Phenotypic plasticity and local specialization
Exposed to the artificial drying treatment, individuals metamorphosed earlier and at a smaller size compared with their siblings in the constant water level treatment. This confirms findings of numerous other studies demonstrating adaptive phenotypic plasticity in life-history traits of R. temporaria populations when subjected to pools of a short duration (e.g. Loman, 1999; Meriläet al., 2004). However, in addition to phenotypic plasticity, specialization to local pool-drying regimes is present. Individuals from islands with a predominance of temporary pools metamorphose earlier and at a smaller size than individuals from islands with a predominance of permanent pools, as repeatedly shown in this system (Johansson et al., 2005; this study). These results are not conflicting, but can be explained by varying selection pressures acting on different islands, some with spatial heterogeneity in pool-drying regimes, and others with only one pool-drying regime present.

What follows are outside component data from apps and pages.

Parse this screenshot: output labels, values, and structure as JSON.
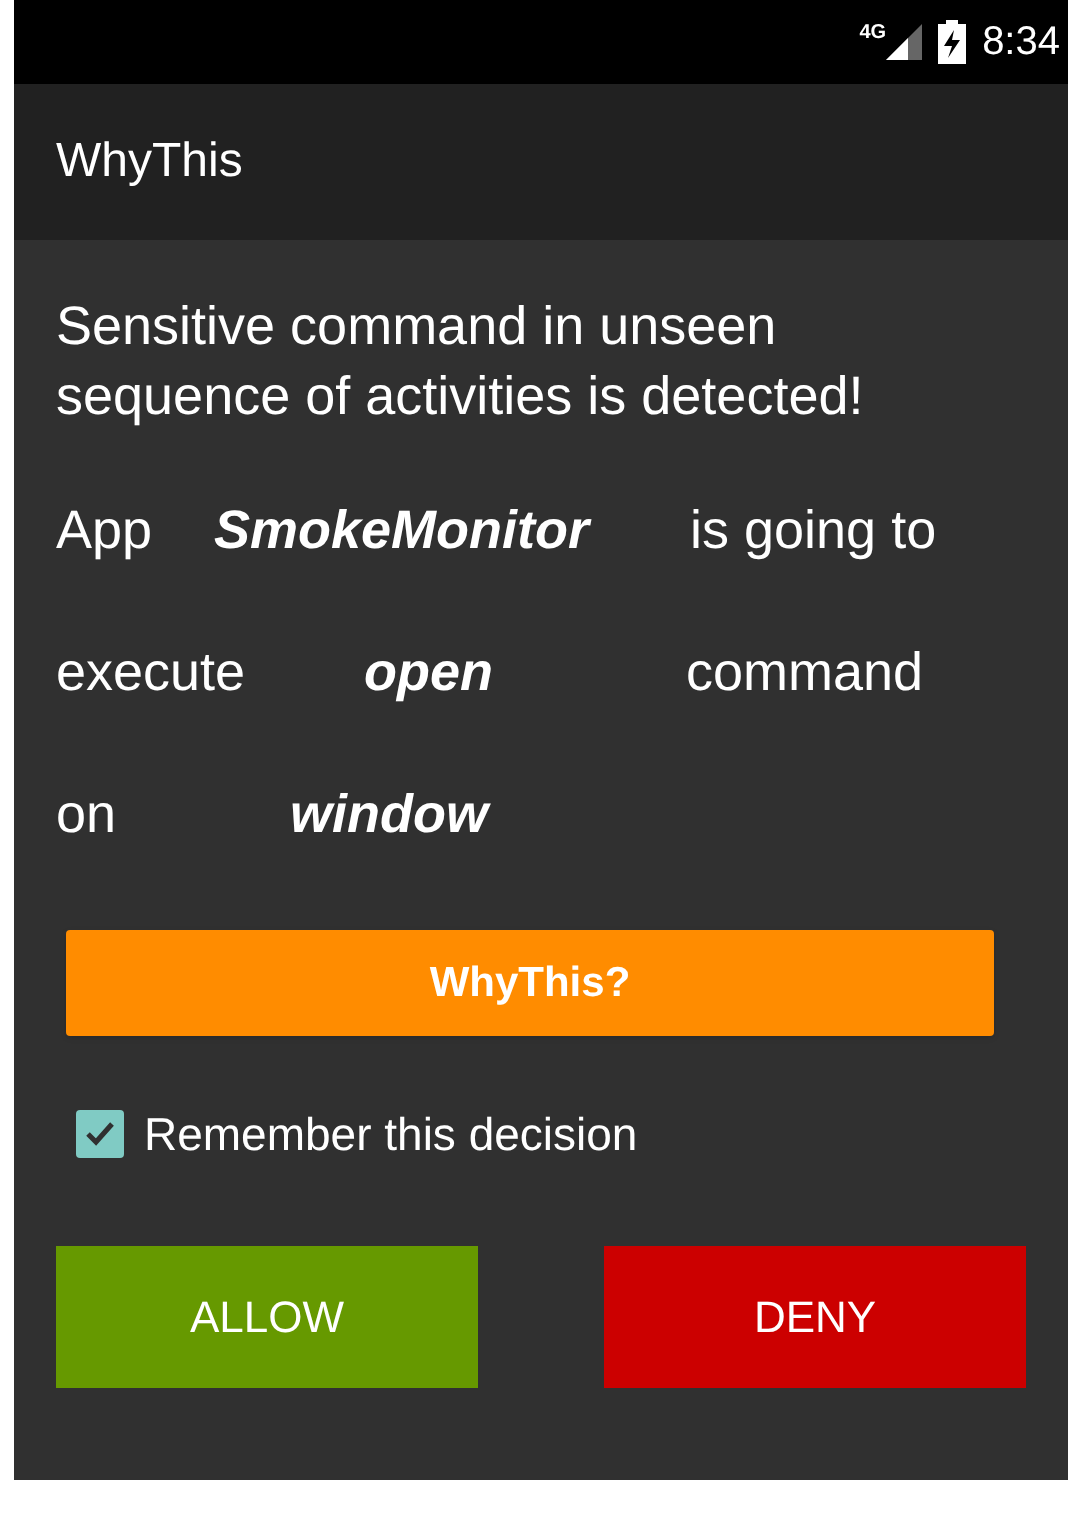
{
  "status_bar": {
    "network": "4G",
    "time": "8:34"
  },
  "app_bar": {
    "title": "WhyThis"
  },
  "message": "Sensitive command in unseen sequence of activities is detected!",
  "statement_rows": [
    {
      "label": "App",
      "value": "SmokeMonitor",
      "tail": "is going to"
    },
    {
      "label": "execute",
      "value": "open",
      "tail": "command"
    },
    {
      "label": "on",
      "value": "window"
    }
  ],
  "why_button": "WhyThis?",
  "remember": {
    "label": "Remember this decision",
    "checked": true
  },
  "actions": [
    {
      "label": "ALLOW",
      "kind": "allow"
    },
    {
      "label": "DENY",
      "kind": "deny"
    }
  ]
}
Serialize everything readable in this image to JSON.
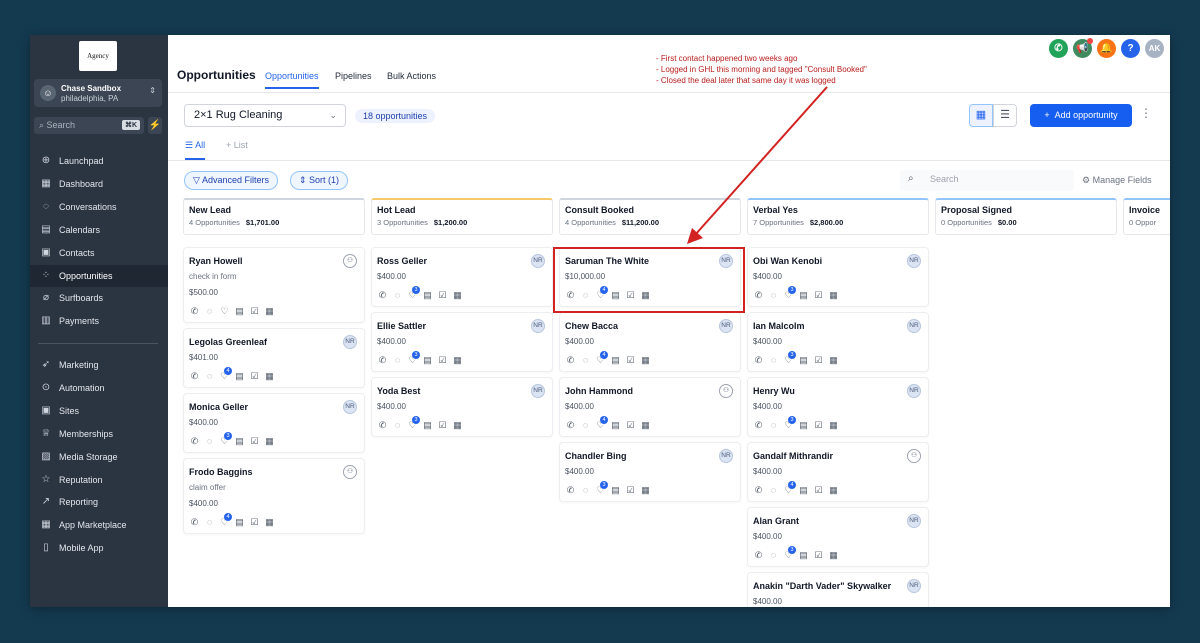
{
  "app": {
    "logo_text": "Agency"
  },
  "account": {
    "name": "Chase Sandbox",
    "location": "philadelphia, PA"
  },
  "sidebar": {
    "search_placeholder": "Search",
    "search_shortcut": "⌘K",
    "items": [
      {
        "label": "Launchpad",
        "icon": "launchpad-icon"
      },
      {
        "label": "Dashboard",
        "icon": "dashboard-icon"
      },
      {
        "label": "Conversations",
        "icon": "chat-icon"
      },
      {
        "label": "Calendars",
        "icon": "calendar-icon"
      },
      {
        "label": "Contacts",
        "icon": "contacts-icon"
      },
      {
        "label": "Opportunities",
        "icon": "opportunities-icon",
        "active": true
      },
      {
        "label": "Surfboards",
        "icon": "surfboard-icon"
      },
      {
        "label": "Payments",
        "icon": "payments-icon"
      }
    ],
    "items2": [
      {
        "label": "Marketing",
        "icon": "send-icon"
      },
      {
        "label": "Automation",
        "icon": "automation-icon"
      },
      {
        "label": "Sites",
        "icon": "sites-icon"
      },
      {
        "label": "Memberships",
        "icon": "membership-icon"
      },
      {
        "label": "Media Storage",
        "icon": "media-icon"
      },
      {
        "label": "Reputation",
        "icon": "star-icon"
      },
      {
        "label": "Reporting",
        "icon": "reporting-icon"
      },
      {
        "label": "App Marketplace",
        "icon": "apps-icon"
      },
      {
        "label": "Mobile App",
        "icon": "mobile-icon"
      }
    ]
  },
  "header": {
    "title": "Opportunities",
    "tabs": [
      "Opportunities",
      "Pipelines",
      "Bulk Actions"
    ],
    "avatar": "AK"
  },
  "annotation": {
    "lines": [
      "- First contact happened two weeks ago",
      "- Logged in GHL this morning and tagged \"Consult Booked\"",
      "- Closed the deal later that same day it was logged"
    ]
  },
  "toolbar": {
    "pipeline": "2×1 Rug Cleaning",
    "count": "18 opportunities",
    "add_label": "Add opportunity",
    "all_tab": "All",
    "list_tab": "+ List",
    "advanced_filters": "Advanced Filters",
    "sort": "Sort (1)",
    "search_placeholder": "Search",
    "manage_fields": "Manage Fields"
  },
  "columns": [
    {
      "name": "New Lead",
      "count": "4 Opportunities",
      "total": "$1,701.00",
      "color": "#cfd6df",
      "cards": [
        {
          "name": "Ryan Howell",
          "sub": "check in form",
          "value": "$500.00",
          "badge": "person",
          "badge_count": ""
        },
        {
          "name": "Legolas Greenleaf",
          "value": "$401.00",
          "badge": "NR",
          "badge_count": "4"
        },
        {
          "name": "Monica Geller",
          "value": "$400.00",
          "badge": "NR",
          "badge_count": "3"
        },
        {
          "name": "Frodo Baggins",
          "sub": "claim offer",
          "value": "$400.00",
          "badge": "person",
          "badge_count": "4"
        }
      ]
    },
    {
      "name": "Hot Lead",
      "count": "3 Opportunities",
      "total": "$1,200.00",
      "color": "#f6c86a",
      "cards": [
        {
          "name": "Ross Geller",
          "value": "$400.00",
          "badge": "NR",
          "badge_count": "3"
        },
        {
          "name": "Ellie Sattler",
          "value": "$400.00",
          "badge": "NR",
          "badge_count": "3"
        },
        {
          "name": "Yoda Best",
          "value": "$400.00",
          "badge": "NR",
          "badge_count": "3"
        }
      ]
    },
    {
      "name": "Consult Booked",
      "count": "4 Opportunities",
      "total": "$11,200.00",
      "color": "#cfd6df",
      "cards": [
        {
          "name": "Saruman The White",
          "value": "$10,000.00",
          "badge": "NR",
          "badge_count": "4"
        },
        {
          "name": "Chew Bacca",
          "value": "$400.00",
          "badge": "NR",
          "badge_count": "4"
        },
        {
          "name": "John Hammond",
          "value": "$400.00",
          "badge": "person",
          "badge_count": "4"
        },
        {
          "name": "Chandler Bing",
          "value": "$400.00",
          "badge": "NR",
          "badge_count": "3"
        }
      ]
    },
    {
      "name": "Verbal Yes",
      "count": "7 Opportunities",
      "total": "$2,800.00",
      "color": "#93c5fd",
      "cards": [
        {
          "name": "Obi Wan Kenobi",
          "value": "$400.00",
          "badge": "NR",
          "badge_count": "3"
        },
        {
          "name": "Ian Malcolm",
          "value": "$400.00",
          "badge": "NR",
          "badge_count": "3"
        },
        {
          "name": "Henry Wu",
          "value": "$400.00",
          "badge": "NR",
          "badge_count": "3"
        },
        {
          "name": "Gandalf Mithrandir",
          "value": "$400.00",
          "badge": "person",
          "badge_count": "4"
        },
        {
          "name": "Alan Grant",
          "value": "$400.00",
          "badge": "NR",
          "badge_count": "3"
        },
        {
          "name": "Anakin \"Darth Vader\" Skywalker",
          "value": "$400.00",
          "badge": "NR",
          "badge_count": ""
        }
      ]
    },
    {
      "name": "Proposal Signed",
      "count": "0 Opportunities",
      "total": "$0.00",
      "color": "#93c5fd",
      "cards": []
    },
    {
      "name": "Invoice",
      "count": "0 Oppor",
      "total": "",
      "color": "#93c5fd",
      "cards": []
    }
  ]
}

Leimar et al. (2006) suggested a framework in which development is idealized as a switching device with genetic and environmental cues as inputs. According to this framework, the present experiment can be interpreted as follows: a genetic cue (which expresses itself as fixed development) is more reliable in populations where the environment does not vary. In accordance to this, we found that tadpoles from islands with a low environmental heterogeneity in pool drying had a relatively small response to the different environmental conditions they were exposed to in the laboratory, manifesting itself as a low level of phenotypic plasticity in development time. In contrast, environmental cues (which express themselves as phenotypic plasticity) are the most important source of information for the idealized switching device in populations where the environment is variable, as indicated in our experiment by the large phenotypic plasticity in development time of tadpoles originating from islands with a large heterogeneity of pool-drying regimes. This is probably why developmental plasticity in weight was positively correlated with the mean metamorphic weight of the island population. Populations from islands with extensive pool drying show low plasticity, but are specialized towards rapid development. As rapid development is traded off against low metamorphic weight, there will be a correlation between the metamorphic weight and the degree of phenotypic plasticity present. Based on our study, we emphasize the importance of understanding the interactions between local specialization and phenotypic plasticity, and that both mechanisms need to be considered when studying life-history adaptations of a population.
Many thanks to J. Almfelt and F. Olofsson for help with egg collecting and laboratory experiments. P. Ingvarsson gave valuable statistical advice. Thanks also to B. Giles, B. Anholt, B. McKie, M. Monroe, T. Hipkiss and two anonymous referees for valuable comments on earlier drafts of this article. The research was funded by the Swedish Research Council and the Swedish Research Council for Environment, Agricultural Sciences and Spatial Planning.